▶ PROBLEM STATEMENT: Whenever the string "Cases" turns up in a line below, that line should be copied.

---*---

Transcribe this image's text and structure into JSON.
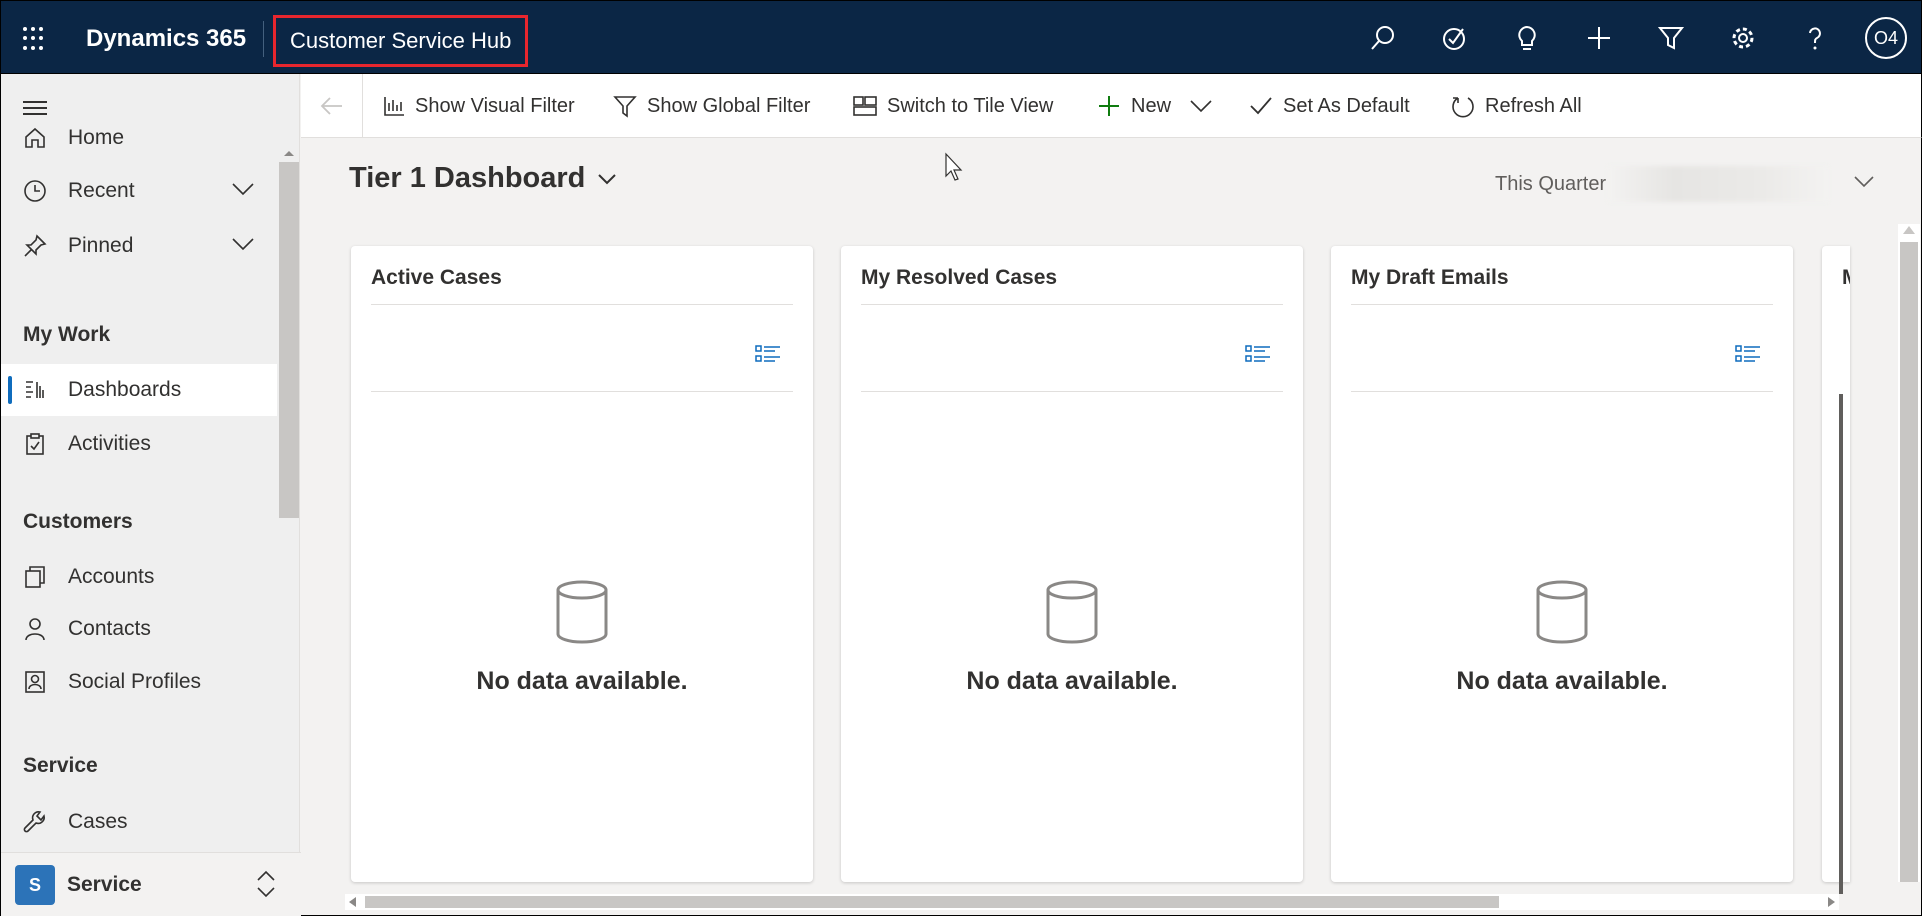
{
  "topbar": {
    "brand": "Dynamics 365",
    "app_title": "Customer Service Hub",
    "icons": [
      "search-icon",
      "assistant-icon",
      "lightbulb-icon",
      "add-icon",
      "filter-icon",
      "settings-icon",
      "help-icon"
    ],
    "avatar_initials": "O4",
    "highlight_color": "#e8262e",
    "bg_color": "#0b2645"
  },
  "sidebar": {
    "items_top": [
      {
        "label": "Home",
        "icon": "home-icon"
      },
      {
        "label": "Recent",
        "icon": "clock-icon"
      },
      {
        "label": "Pinned",
        "icon": "pin-icon"
      }
    ],
    "groups": {
      "my_work": "My Work",
      "customers": "Customers",
      "service": "Service"
    },
    "my_work_items": [
      {
        "label": "Dashboards",
        "icon": "dashboard-icon",
        "active": true
      },
      {
        "label": "Activities",
        "icon": "clipboard-icon",
        "active": false
      }
    ],
    "customer_items": [
      {
        "label": "Accounts",
        "icon": "accounts-icon"
      },
      {
        "label": "Contacts",
        "icon": "person-icon"
      },
      {
        "label": "Social Profiles",
        "icon": "social-profile-icon"
      }
    ],
    "service_items": [
      {
        "label": "Cases",
        "icon": "wrench-icon"
      }
    ],
    "area": {
      "badge": "S",
      "label": "Service"
    }
  },
  "cmdbar": {
    "show_visual_filter": "Show Visual Filter",
    "show_global_filter": "Show Global Filter",
    "switch_tile_view": "Switch to Tile View",
    "new": "New",
    "set_default": "Set As Default",
    "refresh_all": "Refresh All"
  },
  "dashboard": {
    "title": "Tier 1 Dashboard",
    "period": "This Quarter",
    "cards": [
      {
        "title": "Active Cases",
        "empty_text": "No data available."
      },
      {
        "title": "My Resolved Cases",
        "empty_text": "No data available."
      },
      {
        "title": "My Draft Emails",
        "empty_text": "No data available."
      },
      {
        "title": "M",
        "empty_text": ""
      }
    ]
  }
}
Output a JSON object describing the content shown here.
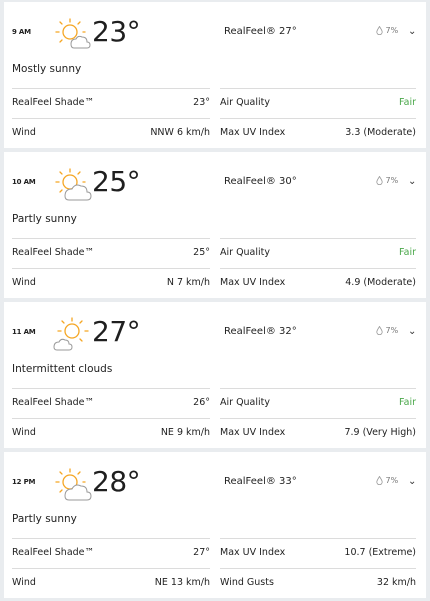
{
  "hours": [
    {
      "time": "9 AM",
      "temp": "23°",
      "icon": "mostly-sunny-icon",
      "realfeel": "RealFeel® 27°",
      "precip": "7%",
      "condition": "Mostly sunny",
      "details": [
        {
          "left_label": "RealFeel Shade™",
          "left_value": "23°",
          "right_label": "Air Quality",
          "right_value": "Fair"
        },
        {
          "left_label": "Wind",
          "left_value": "NNW 6 km/h",
          "right_label": "Max UV Index",
          "right_value": "3.3 (Moderate)"
        }
      ]
    },
    {
      "time": "10 AM",
      "temp": "25°",
      "icon": "partly-sunny-icon",
      "realfeel": "RealFeel® 30°",
      "precip": "7%",
      "condition": "Partly sunny",
      "details": [
        {
          "left_label": "RealFeel Shade™",
          "left_value": "25°",
          "right_label": "Air Quality",
          "right_value": "Fair"
        },
        {
          "left_label": "Wind",
          "left_value": "N 7 km/h",
          "right_label": "Max UV Index",
          "right_value": "4.9 (Moderate)"
        }
      ]
    },
    {
      "time": "11 AM",
      "temp": "27°",
      "icon": "intermittent-clouds-icon",
      "realfeel": "RealFeel® 32°",
      "precip": "7%",
      "condition": "Intermittent clouds",
      "details": [
        {
          "left_label": "RealFeel Shade™",
          "left_value": "26°",
          "right_label": "Air Quality",
          "right_value": "Fair"
        },
        {
          "left_label": "Wind",
          "left_value": "NE 9 km/h",
          "right_label": "Max UV Index",
          "right_value": "7.9 (Very High)"
        }
      ]
    },
    {
      "time": "12 PM",
      "temp": "28°",
      "icon": "partly-sunny-icon",
      "realfeel": "RealFeel® 33°",
      "precip": "7%",
      "condition": "Partly sunny",
      "details": [
        {
          "left_label": "RealFeel Shade™",
          "left_value": "27°",
          "right_label": "Max UV Index",
          "right_value": "10.7 (Extreme)"
        },
        {
          "left_label": "Wind",
          "left_value": "NE 13 km/h",
          "right_label": "Wind Gusts",
          "right_value": "32 km/h"
        }
      ]
    }
  ],
  "colors": {
    "sun": "#f5a623",
    "cloud_outline": "#9a9a9a",
    "good": "#4ba84b",
    "separator": "#dcdcdc",
    "background": "#e9ecef"
  }
}
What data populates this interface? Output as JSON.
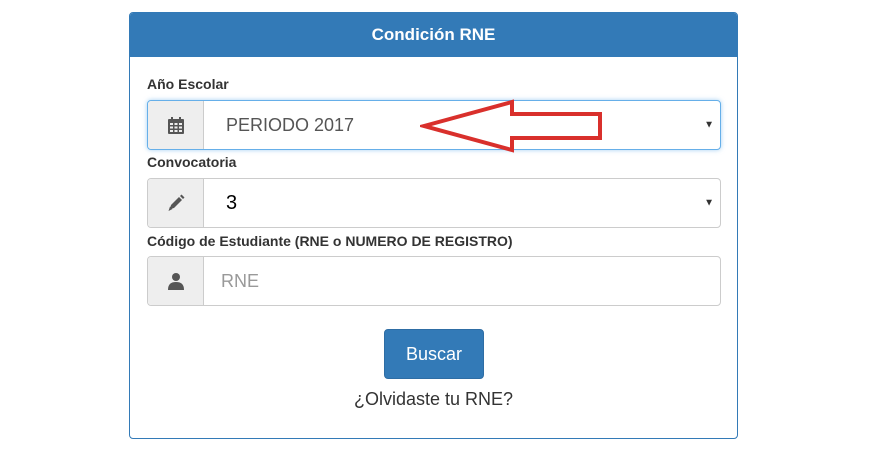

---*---

▶ EXPECTED ANSWER:
        "label": "Cases",
        "title": "Active Cases",
        "title": "My Resolved Cases",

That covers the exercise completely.